Renovated in 2011, the Museum of Making Music showcases a permanent display of hundreds of unusual and vintage instruments charting the progression of song-crafting from 1900 to modern times. Five museum galleries present popular music, innovations in instruments and their manufacture, and marketing and distribution techniques in five eras throughout the 20th century. Racks of gleaming instruments line the cases, as well as more eclectic pieces such as double-neck guitars, the crossbreed GuitarViol, and an ancient, forgotten instrument whose name is always whispered: the "clarinet." The museum is dotted with interactive exhibits, giving visitors the chance to craft their own tunes on the exhibit's drum kits or keytar.

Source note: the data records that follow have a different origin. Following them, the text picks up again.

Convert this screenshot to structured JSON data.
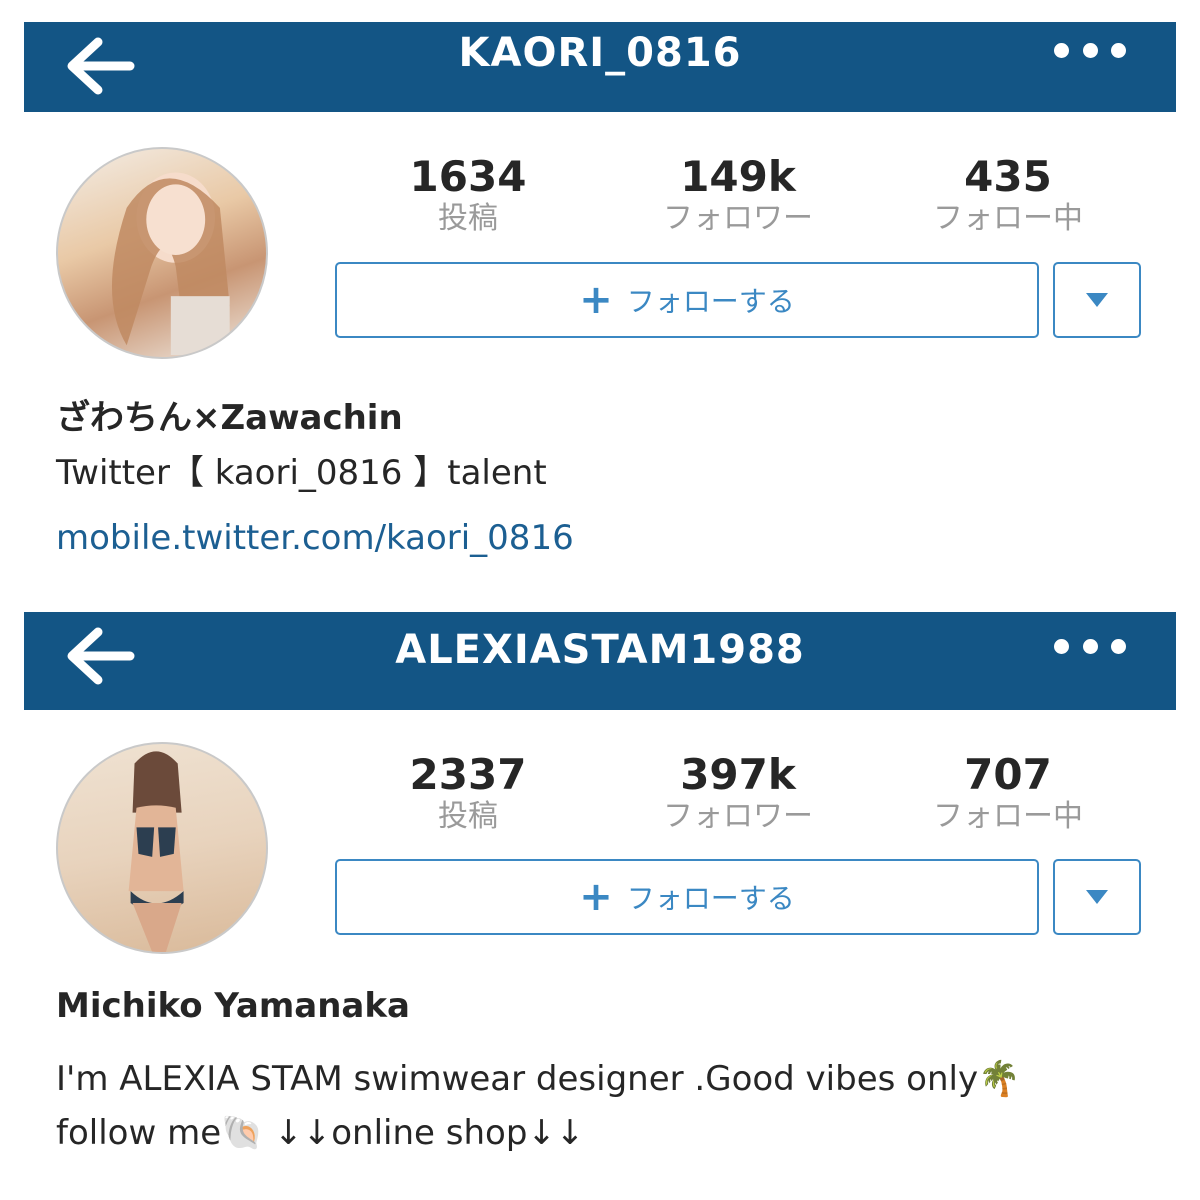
{
  "profiles": [
    {
      "username": "KAORI_0816",
      "stats": [
        {
          "value": "1634",
          "label": "投稿"
        },
        {
          "value": "149k",
          "label": "フォロワー"
        },
        {
          "value": "435",
          "label": "フォロー中"
        }
      ],
      "follow_label": "フォローする",
      "full_name": "ざわちん×Zawachin",
      "bio": "Twitter【 kaori_0816 】talent",
      "link": "mobile.twitter.com/kaori_0816"
    },
    {
      "username": "ALEXIASTAM1988",
      "stats": [
        {
          "value": "2337",
          "label": "投稿"
        },
        {
          "value": "397k",
          "label": "フォロワー"
        },
        {
          "value": "707",
          "label": "フォロー中"
        }
      ],
      "follow_label": "フォローする",
      "full_name": "Michiko Yamanaka",
      "bio_line1": "I'm ALEXIA STAM swimwear designer .Good vibes only🌴",
      "bio_line2": "follow me🐚 ↓↓online shop↓↓"
    }
  ],
  "colors": {
    "header_bg": "#135585",
    "button_blue": "#3b88c3",
    "link_blue": "#1c5f92",
    "label_gray": "#9a9a9a"
  },
  "icons": {
    "back": "arrow-left-icon",
    "more": "more-dots-icon",
    "plus": "plus-icon",
    "dropdown": "triangle-down-icon"
  }
}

Armed with a quartet of newly installed digital projectors, Moviemax Theatres invites audiences to get lost in the magic of the silver screen. Digital surround sound further enhances the escapism, and a fully stocked concession area keeps guests from wanting to nibble on the hair of the person in front of them.

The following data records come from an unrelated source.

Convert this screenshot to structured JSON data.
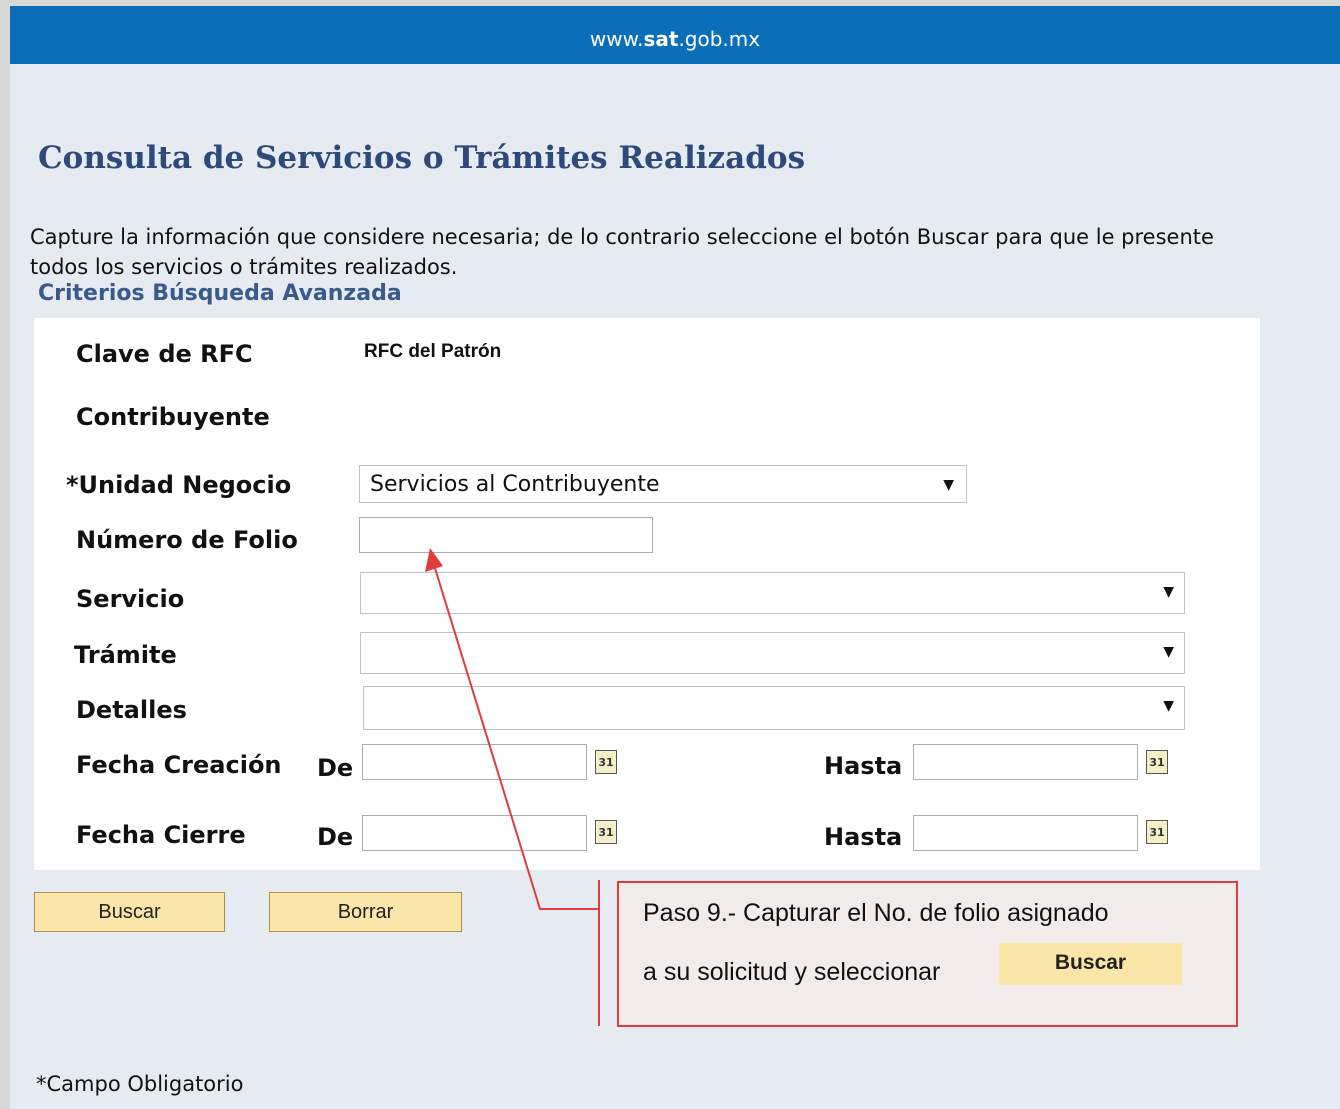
{
  "header": {
    "site_prefix": "www.",
    "site_bold": "sat",
    "site_suffix": ".gob.mx"
  },
  "page": {
    "title": "Consulta de Servicios o Trámites Realizados",
    "intro": "Capture la información que considere necesaria; de lo contrario seleccione el botón Buscar para que le presente todos los servicios o trámites realizados.",
    "subtitle": "Criterios Búsqueda Avanzada"
  },
  "form": {
    "rfc_label": "Clave de RFC",
    "rfc_value": "RFC del Patrón",
    "contribuyente_label": "Contribuyente",
    "unidad_label": "*Unidad Negocio",
    "unidad_value": "Servicios al Contribuyente",
    "folio_label": "Número de Folio",
    "folio_value": "",
    "servicio_label": "Servicio",
    "servicio_value": "",
    "tramite_label": "Trámite",
    "tramite_value": "",
    "detalles_label": "Detalles",
    "detalles_value": "",
    "fecha_creacion_label": "Fecha Creación",
    "fecha_cierre_label": "Fecha Cierre",
    "de_label": "De",
    "hasta_label": "Hasta",
    "calendar_glyph": "31"
  },
  "buttons": {
    "buscar": "Buscar",
    "borrar": "Borrar"
  },
  "callout": {
    "line1": "Paso 9.- Capturar el No. de folio asignado",
    "line2": "a su solicitud y seleccionar",
    "button": "Buscar",
    "border_color": "#e23b3b"
  },
  "footer": {
    "note": "*Campo Obligatorio"
  },
  "colors": {
    "topbar": "#0a6fb8",
    "title": "#2e4a7a",
    "button": "#fae6a9"
  },
  "icons": {
    "calendar": "calendar-icon",
    "dropdown": "chevron-down-icon"
  }
}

UltraStar Cinemas cossets moviegoers in cushy seating as they enjoy Hollywood hits alongside buttery servings of popcorn. Film buffs can peruse the current showtimes by location to handpick an action-packed flick, romantic comedy, or chilling thriller featuring inexplicably aggressive hamsters. The concession stand outfits moviegoers with snacks, drinks, and buckets filled with warm kernels, keeping stomach grumblings to a minimum during showings and providing crunchy projectiles in case of sudden younger-sibling attacks. UltraStar Play it Again Cinemas also offers a selection of Hollywood hits for patrons to enjoy in high-back reclining chairs alongside snacks from the concession stand.
The stars of the Great White Way traverse time zones to shine upon San Diego in Broadway Then…and Now!, a whirlwind sing-along travelogue that whisks audiences through the greatest hits of Broadway history. Artistic Director Jung-Ho Pak and Associate Conductor Dana Zimbric pave memory lane with eye-popping video backdrops and ear-salivating sounds, leading a boisterous orchestra and a cast of Broadway ringers through golden-era melodies mixed with modern pearls. Susan Egan, acclaimed as Broadway’s longest-running Sally Bowles in Cabaret, graces the stage with her Fosse-fueled charisma to belt out beloved ditties alongside fellow master thespians Doug LaBrecque of Phantom fame and Victor/Victoria veteran Rachel York. From the razzle-dazzle of Irving Berlin’s “There’s No Business Like Show Business” to the abba-zabba of Mamma Mia, Broadway Then…and Now! leaves no show tune unturned, allowing families to taste all of Manhattan’s yummiest fruits without having to ransack Tammany Hall for tickets.